# [ASSIGNED TASK]
A complete answer lists every line of the material where the string "this" occurs.
+ + +
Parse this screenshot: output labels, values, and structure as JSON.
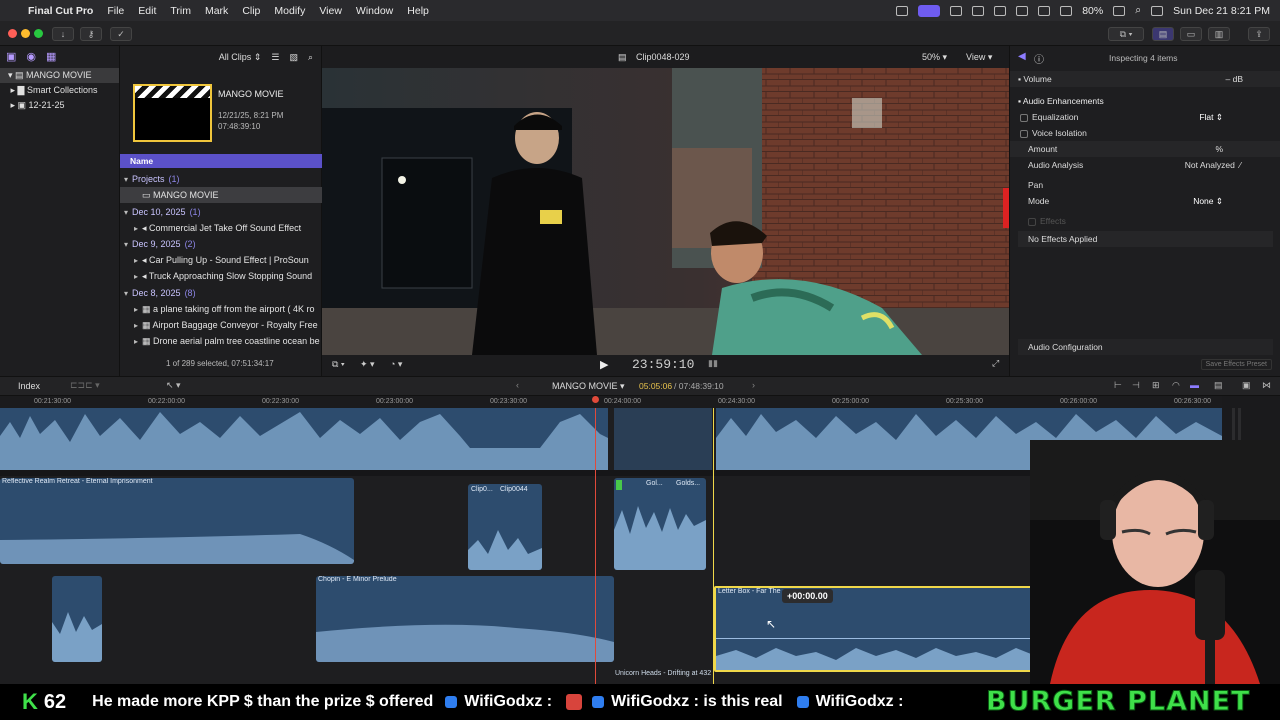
{
  "menubar": {
    "app_name": "Final Cut Pro",
    "items": [
      "File",
      "Edit",
      "Trim",
      "Mark",
      "Clip",
      "Modify",
      "View",
      "Window",
      "Help"
    ],
    "battery": "80%",
    "datetime": "Sun Dec 21  8:21 PM"
  },
  "sidebar": {
    "library": "MANGO MOVIE",
    "items": [
      "Smart Collections",
      "12-21-25"
    ]
  },
  "browser": {
    "filter": "All Clips",
    "project_title": "MANGO MOVIE",
    "project_date": "12/21/25, 8:21 PM",
    "project_duration": "07:48:39:10",
    "column_name": "Name",
    "groups": [
      {
        "label": "Projects",
        "count": "(1)",
        "items": [
          "MANGO MOVIE"
        ]
      },
      {
        "label": "Dec 10, 2025",
        "count": "(1)",
        "items": [
          "Commercial Jet Take Off Sound Effect"
        ]
      },
      {
        "label": "Dec 9, 2025",
        "count": "(2)",
        "items": [
          "Car Pulling Up - Sound Effect  |  ProSoun",
          "Truck Approaching Slow Stopping Sound"
        ]
      },
      {
        "label": "Dec 8, 2025",
        "count": "(8)",
        "items": [
          "a plane taking off from the airport ( 4K ro",
          "Airport Baggage Conveyor - Royalty Free",
          "Drone aerial palm tree coastline ocean be"
        ]
      }
    ],
    "footer": "1 of 289 selected, 07:51:34:17"
  },
  "viewer": {
    "clip_name": "Clip0048-029",
    "zoom": "50%",
    "view_label": "View",
    "timecode": "23:59:10"
  },
  "inspector": {
    "header": "Inspecting 4 items",
    "volume_label": "Volume",
    "volume_value": "– dB",
    "section_enh": "Audio Enhancements",
    "equalization": "Equalization",
    "eq_value": "Flat",
    "voice_isolation": "Voice Isolation",
    "amount": "Amount",
    "amount_unit": "%",
    "audio_analysis": "Audio Analysis",
    "analysis_value": "Not Analyzed",
    "pan": "Pan",
    "mode": "Mode",
    "mode_value": "None",
    "effects": "Effects",
    "no_effects": "No Effects Applied",
    "audio_config": "Audio Configuration",
    "save_preset": "Save Effects Preset"
  },
  "timeline": {
    "index_label": "Index",
    "project": "MANGO MOVIE",
    "position": "05:05:06",
    "duration": "07:48:39:10",
    "ruler": [
      "00:21:30:00",
      "00:22:00:00",
      "00:22:30:00",
      "00:23:00:00",
      "00:23:30:00",
      "00:24:00:00",
      "00:24:30:00",
      "00:25:00:00",
      "00:25:30:00",
      "00:26:00:00",
      "00:26:30:00"
    ],
    "clips": {
      "reflective": "Reflective Realm Retreat - Eternal Imprisonment",
      "clip_a": "Clip0...",
      "clip_b": "Clip0044",
      "gold_a": "Gol...",
      "gold_b": "Golds...",
      "chopin": "Chopin - E Minor Prelude",
      "letterbox": "Letter Box - Far The",
      "unicorn": "Unicorn Heads - Drifting at 432",
      "offset": "+00:00.00"
    }
  },
  "ticker": {
    "k": "K",
    "kp": "62",
    "message": "He made more KPP $ than the prize $ offered",
    "user1": "WifiGodxz :",
    "user2": "WifiGodxz : is this real",
    "user3": "WifiGodxz :",
    "brand": "BURGER PLANET"
  },
  "colors": {
    "accent": "#6f5cf0",
    "clip_blue": "#2d4c6e",
    "playhead": "#e04a3a",
    "selection": "#f0d84a"
  }
}
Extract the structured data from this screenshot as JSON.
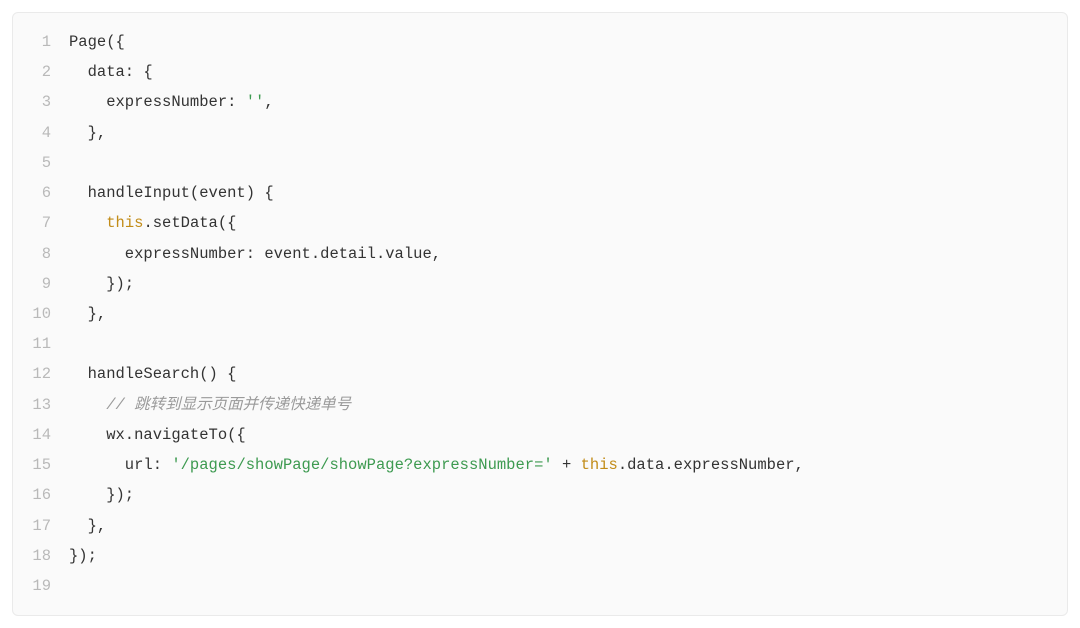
{
  "lines": [
    {
      "n": "1",
      "segs": [
        {
          "t": "Page({"
        }
      ]
    },
    {
      "n": "2",
      "segs": [
        {
          "t": "  data: {"
        }
      ]
    },
    {
      "n": "3",
      "segs": [
        {
          "t": "    expressNumber: "
        },
        {
          "t": "''",
          "cls": "string"
        },
        {
          "t": ","
        }
      ]
    },
    {
      "n": "4",
      "segs": [
        {
          "t": "  },"
        }
      ]
    },
    {
      "n": "5",
      "segs": [
        {
          "t": ""
        }
      ]
    },
    {
      "n": "6",
      "segs": [
        {
          "t": "  handleInput(event) {"
        }
      ]
    },
    {
      "n": "7",
      "segs": [
        {
          "t": "    "
        },
        {
          "t": "this",
          "cls": "keyword"
        },
        {
          "t": ".setData({"
        }
      ]
    },
    {
      "n": "8",
      "segs": [
        {
          "t": "      expressNumber: event.detail.value,"
        }
      ]
    },
    {
      "n": "9",
      "segs": [
        {
          "t": "    });"
        }
      ]
    },
    {
      "n": "10",
      "segs": [
        {
          "t": "  },"
        }
      ]
    },
    {
      "n": "11",
      "segs": [
        {
          "t": ""
        }
      ]
    },
    {
      "n": "12",
      "segs": [
        {
          "t": "  handleSearch() {"
        }
      ]
    },
    {
      "n": "13",
      "segs": [
        {
          "t": "    "
        },
        {
          "t": "// 跳转到显示页面并传递快递单号",
          "cls": "comment"
        }
      ]
    },
    {
      "n": "14",
      "segs": [
        {
          "t": "    wx.navigateTo({"
        }
      ]
    },
    {
      "n": "15",
      "segs": [
        {
          "t": "      url: "
        },
        {
          "t": "'/pages/showPage/showPage?expressNumber='",
          "cls": "string"
        },
        {
          "t": " + "
        },
        {
          "t": "this",
          "cls": "keyword"
        },
        {
          "t": ".data.expressNumber,"
        }
      ]
    },
    {
      "n": "16",
      "segs": [
        {
          "t": "    });"
        }
      ]
    },
    {
      "n": "17",
      "segs": [
        {
          "t": "  },"
        }
      ]
    },
    {
      "n": "18",
      "segs": [
        {
          "t": "});"
        }
      ]
    },
    {
      "n": "19",
      "segs": [
        {
          "t": ""
        }
      ]
    }
  ]
}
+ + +
# [EXERCISE RESULT]
Parse this screenshot: output labels, values, and structure as JSON.
    "user2": "WifiGodxz : is this real",
Extract the structured data from this screenshot as JSON.
          "t": "this",
          "t": "this",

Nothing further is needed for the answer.